What you will do -
Restate every line of the material, word for word.

Data listing -
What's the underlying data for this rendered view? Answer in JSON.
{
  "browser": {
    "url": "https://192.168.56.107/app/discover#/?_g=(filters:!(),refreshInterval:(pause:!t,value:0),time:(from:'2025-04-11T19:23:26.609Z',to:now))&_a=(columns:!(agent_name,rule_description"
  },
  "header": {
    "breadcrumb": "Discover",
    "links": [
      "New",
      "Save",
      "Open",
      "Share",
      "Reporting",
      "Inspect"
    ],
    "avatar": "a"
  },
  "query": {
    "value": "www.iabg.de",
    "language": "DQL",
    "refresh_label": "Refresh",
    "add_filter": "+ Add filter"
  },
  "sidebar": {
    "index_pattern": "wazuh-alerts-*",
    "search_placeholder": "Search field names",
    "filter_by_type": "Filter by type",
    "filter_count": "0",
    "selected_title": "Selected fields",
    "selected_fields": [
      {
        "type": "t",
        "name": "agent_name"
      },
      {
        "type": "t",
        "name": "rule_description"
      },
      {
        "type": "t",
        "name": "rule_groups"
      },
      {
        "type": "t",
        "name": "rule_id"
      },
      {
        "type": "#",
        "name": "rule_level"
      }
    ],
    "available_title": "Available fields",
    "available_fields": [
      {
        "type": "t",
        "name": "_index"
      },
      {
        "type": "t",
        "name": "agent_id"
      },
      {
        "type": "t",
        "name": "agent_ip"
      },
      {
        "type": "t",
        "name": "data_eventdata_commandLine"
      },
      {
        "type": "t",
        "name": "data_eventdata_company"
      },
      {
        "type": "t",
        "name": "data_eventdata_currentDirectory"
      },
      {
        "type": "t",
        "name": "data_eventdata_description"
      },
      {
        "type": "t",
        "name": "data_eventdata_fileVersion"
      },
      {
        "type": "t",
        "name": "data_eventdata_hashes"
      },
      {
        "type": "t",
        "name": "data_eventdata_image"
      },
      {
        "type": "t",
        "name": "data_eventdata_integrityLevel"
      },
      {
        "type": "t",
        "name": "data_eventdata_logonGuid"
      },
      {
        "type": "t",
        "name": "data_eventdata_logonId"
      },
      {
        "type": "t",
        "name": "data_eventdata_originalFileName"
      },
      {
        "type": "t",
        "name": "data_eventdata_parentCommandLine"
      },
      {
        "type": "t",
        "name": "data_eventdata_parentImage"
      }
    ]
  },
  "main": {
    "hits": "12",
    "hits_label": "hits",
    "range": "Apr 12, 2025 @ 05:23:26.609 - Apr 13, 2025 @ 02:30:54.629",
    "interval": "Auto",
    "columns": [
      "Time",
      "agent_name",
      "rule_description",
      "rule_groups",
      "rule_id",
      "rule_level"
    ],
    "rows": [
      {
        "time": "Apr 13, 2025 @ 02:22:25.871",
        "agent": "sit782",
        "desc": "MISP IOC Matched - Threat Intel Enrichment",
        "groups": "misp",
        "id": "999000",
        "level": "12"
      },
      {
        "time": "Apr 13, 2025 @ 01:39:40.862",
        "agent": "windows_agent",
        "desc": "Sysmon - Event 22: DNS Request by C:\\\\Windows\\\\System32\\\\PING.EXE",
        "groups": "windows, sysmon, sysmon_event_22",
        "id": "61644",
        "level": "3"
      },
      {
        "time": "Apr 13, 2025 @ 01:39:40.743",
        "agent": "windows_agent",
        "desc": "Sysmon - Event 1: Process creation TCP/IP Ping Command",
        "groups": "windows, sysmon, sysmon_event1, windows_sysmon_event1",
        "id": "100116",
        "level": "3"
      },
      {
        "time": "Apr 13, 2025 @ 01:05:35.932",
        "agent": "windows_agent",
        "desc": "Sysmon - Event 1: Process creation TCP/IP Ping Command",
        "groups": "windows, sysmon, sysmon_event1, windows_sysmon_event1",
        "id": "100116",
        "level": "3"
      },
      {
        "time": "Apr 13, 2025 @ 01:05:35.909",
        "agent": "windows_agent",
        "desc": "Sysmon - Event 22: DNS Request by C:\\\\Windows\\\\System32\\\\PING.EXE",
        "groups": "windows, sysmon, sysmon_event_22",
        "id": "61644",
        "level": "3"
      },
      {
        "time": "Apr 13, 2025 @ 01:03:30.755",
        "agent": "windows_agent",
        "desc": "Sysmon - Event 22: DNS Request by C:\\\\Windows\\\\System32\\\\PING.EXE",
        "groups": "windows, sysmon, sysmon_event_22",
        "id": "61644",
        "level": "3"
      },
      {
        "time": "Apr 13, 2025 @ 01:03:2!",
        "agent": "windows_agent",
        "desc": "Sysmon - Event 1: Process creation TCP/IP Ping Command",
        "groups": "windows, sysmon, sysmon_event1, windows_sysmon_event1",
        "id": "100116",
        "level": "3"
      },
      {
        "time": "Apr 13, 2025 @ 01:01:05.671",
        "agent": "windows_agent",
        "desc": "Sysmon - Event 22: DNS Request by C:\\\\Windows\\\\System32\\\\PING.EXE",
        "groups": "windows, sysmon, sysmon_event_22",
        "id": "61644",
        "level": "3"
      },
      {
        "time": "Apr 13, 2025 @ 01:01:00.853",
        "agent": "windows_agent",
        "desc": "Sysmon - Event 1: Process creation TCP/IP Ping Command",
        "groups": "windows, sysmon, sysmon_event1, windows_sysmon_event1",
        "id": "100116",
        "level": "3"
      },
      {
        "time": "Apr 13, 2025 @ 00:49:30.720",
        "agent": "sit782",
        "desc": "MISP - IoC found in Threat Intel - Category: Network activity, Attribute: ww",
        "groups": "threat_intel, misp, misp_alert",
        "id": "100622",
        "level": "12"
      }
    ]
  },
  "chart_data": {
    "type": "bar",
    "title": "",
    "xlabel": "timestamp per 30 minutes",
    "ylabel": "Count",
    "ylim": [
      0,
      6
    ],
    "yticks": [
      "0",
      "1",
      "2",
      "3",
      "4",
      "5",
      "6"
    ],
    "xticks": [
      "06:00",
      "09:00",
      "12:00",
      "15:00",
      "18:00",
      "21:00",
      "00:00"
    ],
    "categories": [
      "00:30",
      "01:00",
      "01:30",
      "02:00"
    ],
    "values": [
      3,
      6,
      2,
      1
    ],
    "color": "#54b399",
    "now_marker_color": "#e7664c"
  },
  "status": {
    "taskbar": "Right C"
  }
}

Answer space -
What's the underlying data for this rendered view? Answer in JSON.
{
  "browser": {
    "url": "https://192.168.56.107/app/discover#/?_g=(filters:!(),refreshInterval:(pause:!t,value:0),time:(from:'2025-04-11T19:23:26.609Z',to:now))&_a=(columns:!(agent_name,rule_description"
  },
  "header": {
    "breadcrumb": "Discover",
    "links": [
      "New",
      "Save",
      "Open",
      "Share",
      "Reporting",
      "Inspect"
    ],
    "avatar": "a"
  },
  "query": {
    "value": "www.iabg.de",
    "language": "DQL",
    "refresh_label": "Refresh",
    "add_filter": "+ Add filter"
  },
  "sidebar": {
    "index_pattern": "wazuh-alerts-*",
    "search_placeholder": "Search field names",
    "filter_by_type": "Filter by type",
    "filter_count": "0",
    "selected_title": "Selected fields",
    "selected_fields": [
      {
        "type": "t",
        "name": "agent_name"
      },
      {
        "type": "t",
        "name": "rule_description"
      },
      {
        "type": "t",
        "name": "rule_groups"
      },
      {
        "type": "t",
        "name": "rule_id"
      },
      {
        "type": "#",
        "name": "rule_level"
      }
    ],
    "available_title": "Available fields",
    "available_fields": [
      {
        "type": "t",
        "name": "_index"
      },
      {
        "type": "t",
        "name": "agent_id"
      },
      {
        "type": "t",
        "name": "agent_ip"
      },
      {
        "type": "t",
        "name": "data_eventdata_commandLine"
      },
      {
        "type": "t",
        "name": "data_eventdata_company"
      },
      {
        "type": "t",
        "name": "data_eventdata_currentDirectory"
      },
      {
        "type": "t",
        "name": "data_eventdata_description"
      },
      {
        "type": "t",
        "name": "data_eventdata_fileVersion"
      },
      {
        "type": "t",
        "name": "data_eventdata_hashes"
      },
      {
        "type": "t",
        "name": "data_eventdata_image"
      },
      {
        "type": "t",
        "name": "data_eventdata_integrityLevel"
      },
      {
        "type": "t",
        "name": "data_eventdata_logonGuid"
      },
      {
        "type": "t",
        "name": "data_eventdata_logonId"
      },
      {
        "type": "t",
        "name": "data_eventdata_originalFileName"
      },
      {
        "type": "t",
        "name": "data_eventdata_parentCommandLine"
      },
      {
        "type": "t",
        "name": "data_eventdata_parentImage"
      }
    ]
  },
  "main": {
    "hits": "12",
    "hits_label": "hits",
    "range": "Apr 12, 2025 @ 05:23:26.609 - Apr 13, 2025 @ 02:30:54.629",
    "interval": "Auto",
    "columns": [
      "Time",
      "agent_name",
      "rule_description",
      "rule_groups",
      "rule_id",
      "rule_level"
    ],
    "rows": [
      {
        "time": "Apr 13, 2025 @ 02:22:25.871",
        "agent": "sit782",
        "desc": "MISP IOC Matched - Threat Intel Enrichment",
        "groups": "misp",
        "id": "999000",
        "level": "12"
      },
      {
        "time": "Apr 13, 2025 @ 01:39:40.862",
        "agent": "windows_agent",
        "desc": "Sysmon - Event 22: DNS Request by C:\\\\Windows\\\\System32\\\\PING.EXE",
        "groups": "windows, sysmon, sysmon_event_22",
        "id": "61644",
        "level": "3"
      },
      {
        "time": "Apr 13, 2025 @ 01:39:40.743",
        "agent": "windows_agent",
        "desc": "Sysmon - Event 1: Process creation TCP/IP Ping Command",
        "groups": "windows, sysmon, sysmon_event1, windows_sysmon_event1",
        "id": "100116",
        "level": "3"
      },
      {
        "time": "Apr 13, 2025 @ 01:05:35.932",
        "agent": "windows_agent",
        "desc": "Sysmon - Event 1: Process creation TCP/IP Ping Command",
        "groups": "windows, sysmon, sysmon_event1, windows_sysmon_event1",
        "id": "100116",
        "level": "3"
      },
      {
        "time": "Apr 13, 2025 @ 01:05:35.909",
        "agent": "windows_agent",
        "desc": "Sysmon - Event 22: DNS Request by C:\\\\Windows\\\\System32\\\\PING.EXE",
        "groups": "windows, sysmon, sysmon_event_22",
        "id": "61644",
        "level": "3"
      },
      {
        "time": "Apr 13, 2025 @ 01:03:30.755",
        "agent": "windows_agent",
        "desc": "Sysmon - Event 22: DNS Request by C:\\\\Windows\\\\System32\\\\PING.EXE",
        "groups": "windows, sysmon, sysmon_event_22",
        "id": "61644",
        "level": "3"
      },
      {
        "time": "Apr 13, 2025 @ 01:03:2!",
        "agent": "windows_agent",
        "desc": "Sysmon - Event 1: Process creation TCP/IP Ping Command",
        "groups": "windows, sysmon, sysmon_event1, windows_sysmon_event1",
        "id": "100116",
        "level": "3"
      },
      {
        "time": "Apr 13, 2025 @ 01:01:05.671",
        "agent": "windows_agent",
        "desc": "Sysmon - Event 22: DNS Request by C:\\\\Windows\\\\System32\\\\PING.EXE",
        "groups": "windows, sysmon, sysmon_event_22",
        "id": "61644",
        "level": "3"
      },
      {
        "time": "Apr 13, 2025 @ 01:01:00.853",
        "agent": "windows_agent",
        "desc": "Sysmon - Event 1: Process creation TCP/IP Ping Command",
        "groups": "windows, sysmon, sysmon_event1, windows_sysmon_event1",
        "id": "100116",
        "level": "3"
      },
      {
        "time": "Apr 13, 2025 @ 00:49:30.720",
        "agent": "sit782",
        "desc": "MISP - IoC found in Threat Intel - Category: Network activity, Attribute: ww",
        "groups": "threat_intel, misp, misp_alert",
        "id": "100622",
        "level": "12"
      }
    ]
  },
  "chart_data": {
    "type": "bar",
    "title": "",
    "xlabel": "timestamp per 30 minutes",
    "ylabel": "Count",
    "ylim": [
      0,
      6
    ],
    "yticks": [
      "0",
      "1",
      "2",
      "3",
      "4",
      "5",
      "6"
    ],
    "xticks": [
      "06:00",
      "09:00",
      "12:00",
      "15:00",
      "18:00",
      "21:00",
      "00:00"
    ],
    "categories": [
      "00:30",
      "01:00",
      "01:30",
      "02:00"
    ],
    "values": [
      3,
      6,
      2,
      1
    ],
    "color": "#54b399",
    "now_marker_color": "#e7664c"
  },
  "status": {
    "taskbar": "Right C"
  }
}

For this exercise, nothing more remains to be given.